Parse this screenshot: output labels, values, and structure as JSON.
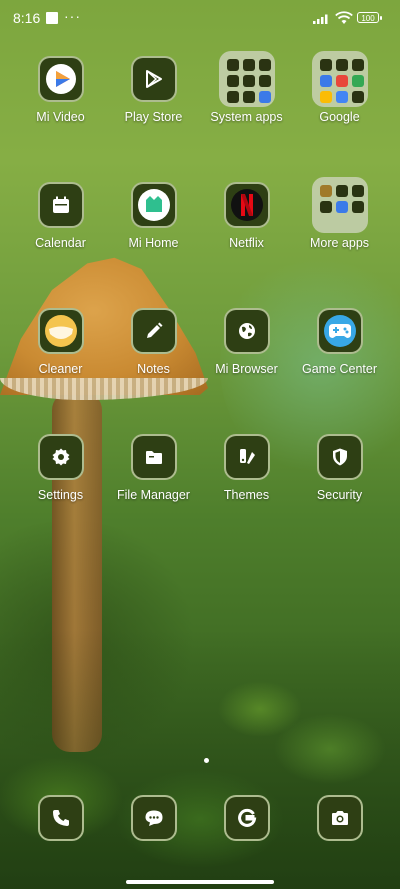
{
  "status_bar": {
    "time": "8:16",
    "overflow": "···",
    "battery": "100"
  },
  "apps": [
    {
      "label": "Mi Video",
      "icon": "mi-video-icon"
    },
    {
      "label": "Play Store",
      "icon": "play-store-icon"
    },
    {
      "label": "System apps",
      "icon": "folder-icon",
      "folder": true
    },
    {
      "label": "Google",
      "icon": "folder-icon",
      "folder": true
    },
    {
      "label": "Calendar",
      "icon": "calendar-icon"
    },
    {
      "label": "Mi Home",
      "icon": "mi-home-icon"
    },
    {
      "label": "Netflix",
      "icon": "netflix-icon"
    },
    {
      "label": "More apps",
      "icon": "folder-icon",
      "folder": true
    },
    {
      "label": "Cleaner",
      "icon": "cleaner-icon"
    },
    {
      "label": "Notes",
      "icon": "notes-icon"
    },
    {
      "label": "Mi Browser",
      "icon": "globe-icon"
    },
    {
      "label": "Game Center",
      "icon": "gamepad-icon"
    },
    {
      "label": "Settings",
      "icon": "gear-icon"
    },
    {
      "label": "File Manager",
      "icon": "folder-icon"
    },
    {
      "label": "Themes",
      "icon": "themes-icon"
    },
    {
      "label": "Security",
      "icon": "shield-icon"
    }
  ],
  "dock": [
    {
      "name": "phone",
      "icon": "phone-icon"
    },
    {
      "name": "messages",
      "icon": "message-icon"
    },
    {
      "name": "google",
      "icon": "google-icon"
    },
    {
      "name": "camera",
      "icon": "camera-icon"
    }
  ],
  "colors": {
    "icon_bg": "#2e3f14",
    "icon_border": "#c3d2a5",
    "netflix_red": "#e50914",
    "game_blue": "#38a8e6"
  }
}
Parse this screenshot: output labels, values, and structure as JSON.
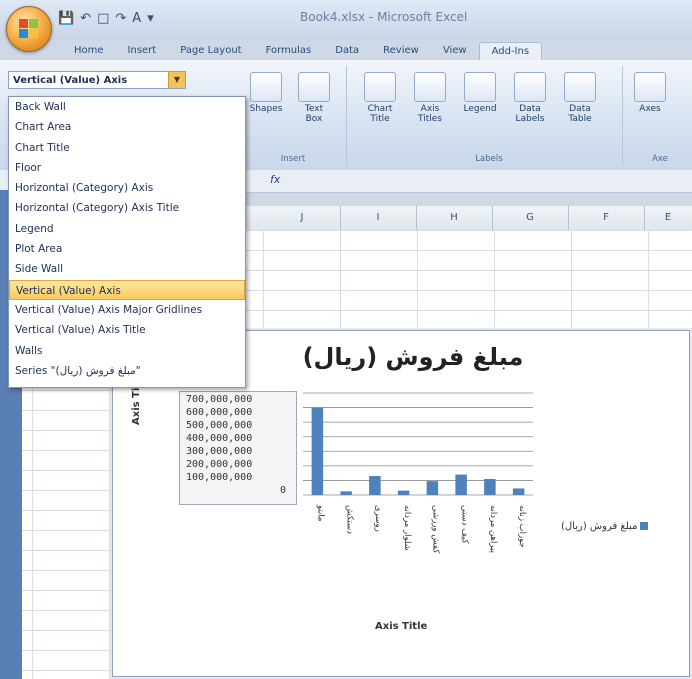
{
  "window": {
    "title": "Book4.xlsx - Microsoft Excel"
  },
  "ribbon": {
    "tabs": [
      "Home",
      "Insert",
      "Page Layout",
      "Formulas",
      "Data",
      "Review",
      "View",
      "Add-Ins"
    ],
    "selection_combo": "Vertical (Value) Axis",
    "insert_group": {
      "label": "Insert",
      "buttons": [
        "Shapes",
        "Text Box"
      ]
    },
    "labels_group": {
      "label": "Labels",
      "buttons": [
        "Chart Title",
        "Axis Titles",
        "Legend",
        "Data Labels",
        "Data Table"
      ]
    },
    "axes_group": {
      "label": "Axe",
      "buttons": [
        "Axes"
      ]
    }
  },
  "formula_bar": {
    "fx": "fx"
  },
  "columns": [
    "J",
    "I",
    "H",
    "G",
    "F",
    "E"
  ],
  "dropdown": {
    "items": [
      "Back Wall",
      "Chart Area",
      "Chart Title",
      "Floor",
      "Horizontal (Category) Axis",
      "Horizontal (Category) Axis Title",
      "Legend",
      "Plot Area",
      "Side Wall",
      "Vertical (Value) Axis",
      "Vertical (Value) Axis Major Gridlines",
      "Vertical (Value) Axis Title",
      "Walls",
      "Series \"مبلغ فروش (ریال)\""
    ],
    "selected_index": 9
  },
  "chart_data": {
    "type": "bar",
    "title": "مبلغ فروش (ریال)",
    "xlabel": "Axis Title",
    "ylabel": "Axis Title",
    "yticks": [
      "700,000,000",
      "600,000,000",
      "500,000,000",
      "400,000,000",
      "300,000,000",
      "200,000,000",
      "100,000,000",
      "0"
    ],
    "ylim": [
      0,
      700000000
    ],
    "categories": [
      "جوراب زنانه",
      "پیراهن مردانه",
      "کیف دستی",
      "کفش ورزشی",
      "شلوار مردانه",
      "روسری",
      "دستکش",
      "مانتو"
    ],
    "series": [
      {
        "name": "مبلغ فروش (ریال)",
        "values": [
          45000000,
          110000000,
          140000000,
          95000000,
          30000000,
          130000000,
          25000000,
          600000000
        ],
        "color": "#4f81bd"
      }
    ],
    "legend_position": "right",
    "grid": true
  }
}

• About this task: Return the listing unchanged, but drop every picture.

• Result below:
Parse this screenshot: output labels, values, and structure as JSON.
{
  "status_bar": {
    "time": "8:16",
    "overflow": "···",
    "battery": "100"
  },
  "apps": [
    {
      "label": "Mi Video",
      "icon": "mi-video-icon"
    },
    {
      "label": "Play Store",
      "icon": "play-store-icon"
    },
    {
      "label": "System apps",
      "icon": "folder-icon",
      "folder": true
    },
    {
      "label": "Google",
      "icon": "folder-icon",
      "folder": true
    },
    {
      "label": "Calendar",
      "icon": "calendar-icon"
    },
    {
      "label": "Mi Home",
      "icon": "mi-home-icon"
    },
    {
      "label": "Netflix",
      "icon": "netflix-icon"
    },
    {
      "label": "More apps",
      "icon": "folder-icon",
      "folder": true
    },
    {
      "label": "Cleaner",
      "icon": "cleaner-icon"
    },
    {
      "label": "Notes",
      "icon": "notes-icon"
    },
    {
      "label": "Mi Browser",
      "icon": "globe-icon"
    },
    {
      "label": "Game Center",
      "icon": "gamepad-icon"
    },
    {
      "label": "Settings",
      "icon": "gear-icon"
    },
    {
      "label": "File Manager",
      "icon": "folder-icon"
    },
    {
      "label": "Themes",
      "icon": "themes-icon"
    },
    {
      "label": "Security",
      "icon": "shield-icon"
    }
  ],
  "dock": [
    {
      "name": "phone",
      "icon": "phone-icon"
    },
    {
      "name": "messages",
      "icon": "message-icon"
    },
    {
      "name": "google",
      "icon": "google-icon"
    },
    {
      "name": "camera",
      "icon": "camera-icon"
    }
  ],
  "colors": {
    "icon_bg": "#2e3f14",
    "icon_border": "#c3d2a5",
    "netflix_red": "#e50914",
    "game_blue": "#38a8e6"
  }
}
Parse this screenshot: output labels, values, and structure as JSON.
{
  "window": {
    "title": "Book4.xlsx - Microsoft Excel"
  },
  "ribbon": {
    "tabs": [
      "Home",
      "Insert",
      "Page Layout",
      "Formulas",
      "Data",
      "Review",
      "View",
      "Add-Ins"
    ],
    "selection_combo": "Vertical (Value) Axis",
    "insert_group": {
      "label": "Insert",
      "buttons": [
        "Shapes",
        "Text Box"
      ]
    },
    "labels_group": {
      "label": "Labels",
      "buttons": [
        "Chart Title",
        "Axis Titles",
        "Legend",
        "Data Labels",
        "Data Table"
      ]
    },
    "axes_group": {
      "label": "Axe",
      "buttons": [
        "Axes"
      ]
    }
  },
  "formula_bar": {
    "fx": "fx"
  },
  "columns": [
    "J",
    "I",
    "H",
    "G",
    "F",
    "E"
  ],
  "dropdown": {
    "items": [
      "Back Wall",
      "Chart Area",
      "Chart Title",
      "Floor",
      "Horizontal (Category) Axis",
      "Horizontal (Category) Axis Title",
      "Legend",
      "Plot Area",
      "Side Wall",
      "Vertical (Value) Axis",
      "Vertical (Value) Axis Major Gridlines",
      "Vertical (Value) Axis Title",
      "Walls",
      "Series \"مبلغ فروش (ریال)\""
    ],
    "selected_index": 9
  },
  "chart_data": {
    "type": "bar",
    "title": "مبلغ فروش (ریال)",
    "xlabel": "Axis Title",
    "ylabel": "Axis Title",
    "yticks": [
      "700,000,000",
      "600,000,000",
      "500,000,000",
      "400,000,000",
      "300,000,000",
      "200,000,000",
      "100,000,000",
      "0"
    ],
    "ylim": [
      0,
      700000000
    ],
    "categories": [
      "جوراب زنانه",
      "پیراهن مردانه",
      "کیف دستی",
      "کفش ورزشی",
      "شلوار مردانه",
      "روسری",
      "دستکش",
      "مانتو"
    ],
    "series": [
      {
        "name": "مبلغ فروش (ریال)",
        "values": [
          45000000,
          110000000,
          140000000,
          95000000,
          30000000,
          130000000,
          25000000,
          600000000
        ],
        "color": "#4f81bd"
      }
    ],
    "legend_position": "right",
    "grid": true
  }
}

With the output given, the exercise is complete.